With the US allowing depositors to withdraw their cash in full from crisis-hit Silicon Valley Bank (SVB), Indian startups have been able to process fund transfers worth $250-300 million in the past 24 hours, industry sources told FE. On an average, early-stage startups had cash balances of up to $2-3 million in US bank accounts, while larger startups had cash of around $20-25 million lying in SVB accounts, several founders and VCs said.
Industry players said that for funds transfer, firms need to first open new business bank accounts in the US as SVB still hasn’t resumed direct foreign transfers.

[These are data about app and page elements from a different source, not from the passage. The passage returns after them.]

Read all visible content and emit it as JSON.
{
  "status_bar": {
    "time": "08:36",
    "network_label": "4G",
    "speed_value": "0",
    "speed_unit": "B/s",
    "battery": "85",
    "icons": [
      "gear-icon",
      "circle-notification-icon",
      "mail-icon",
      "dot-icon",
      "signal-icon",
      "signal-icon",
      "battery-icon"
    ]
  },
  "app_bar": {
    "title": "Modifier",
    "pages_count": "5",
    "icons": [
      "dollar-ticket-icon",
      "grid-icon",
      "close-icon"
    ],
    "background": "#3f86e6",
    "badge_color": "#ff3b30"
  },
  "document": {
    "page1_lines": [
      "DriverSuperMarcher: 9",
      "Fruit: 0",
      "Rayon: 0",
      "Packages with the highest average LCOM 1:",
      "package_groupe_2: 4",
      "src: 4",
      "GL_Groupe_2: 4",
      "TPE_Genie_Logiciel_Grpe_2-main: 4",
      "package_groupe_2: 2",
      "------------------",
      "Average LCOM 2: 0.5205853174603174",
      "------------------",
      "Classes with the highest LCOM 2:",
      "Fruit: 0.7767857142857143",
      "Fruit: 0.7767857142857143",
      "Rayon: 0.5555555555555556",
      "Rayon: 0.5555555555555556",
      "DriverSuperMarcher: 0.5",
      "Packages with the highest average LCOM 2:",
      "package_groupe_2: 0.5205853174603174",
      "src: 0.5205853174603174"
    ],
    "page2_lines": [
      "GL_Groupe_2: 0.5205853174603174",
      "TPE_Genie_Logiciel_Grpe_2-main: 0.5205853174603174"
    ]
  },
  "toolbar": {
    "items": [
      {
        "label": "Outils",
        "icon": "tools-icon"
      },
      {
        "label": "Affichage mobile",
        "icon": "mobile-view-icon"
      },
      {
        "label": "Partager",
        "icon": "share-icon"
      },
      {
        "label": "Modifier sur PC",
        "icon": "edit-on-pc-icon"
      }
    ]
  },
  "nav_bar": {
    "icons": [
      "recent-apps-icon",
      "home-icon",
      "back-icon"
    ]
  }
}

“All our portfolio companies banking with SVB have been able to move 100% of their money to other US-based banks. Cross-border transfers are not yet happening, but our portfolio companies are moving cash from SVB to another US Bank and then from there to India,” said Sanjay Swamy, managing partner at Prime Venture Partners. He said that for Indian startups, where a founder has a US social security number, a new bank account in the US can be opened faster within 24 hours. But in cases where founders do not hold a US social security, opening a US bank account could take up to five days or more.
Sourabh Deorah, co-founder and CEO, Advantage Club, which was funded by Y Combinator, said that he moved around $2 million from SVB to another US bank account that was opened within 24 hours after the crisis-hit bank announced a full withdrawal facility on Monday.
“As a business, we have operations in 100 countries with our offices in five countries. So, most of the US-based capital used to get consumed outside India itself. But with the ongoing crisis at SVB, we had to open a fresh bank account in the US to then transfer it out to other offices. Usually, a wire transfer from a US bank to an Indian bank
SVB, which is currently under the receivership of the US Federal Deposit Insurance Corporation (FDIC), on March 13 said that all deposits had been transferred to Deposit Insurance National Bank of Santa Clara (DINB). DINB is a new bridge bank set up by the FDIC to primarily allow SVB depositors to access their cash on an immediate basis. Most Indian startups that are affected by the SVB collapse include those funded by US-based accelerators such as Y Combinator, where firms opt for a ‘flip structure’ with a parent entity registered in the US, particularly in Delaware. The ‘flip company’ structure has already become increasingly necessary for early-stage startups seeking to raise money from foreign investors. The process of flipping the holding structure involves transferring ownership of the company from an Indian entity to a foreign one, typically in a more investor-friendly jurisdiction.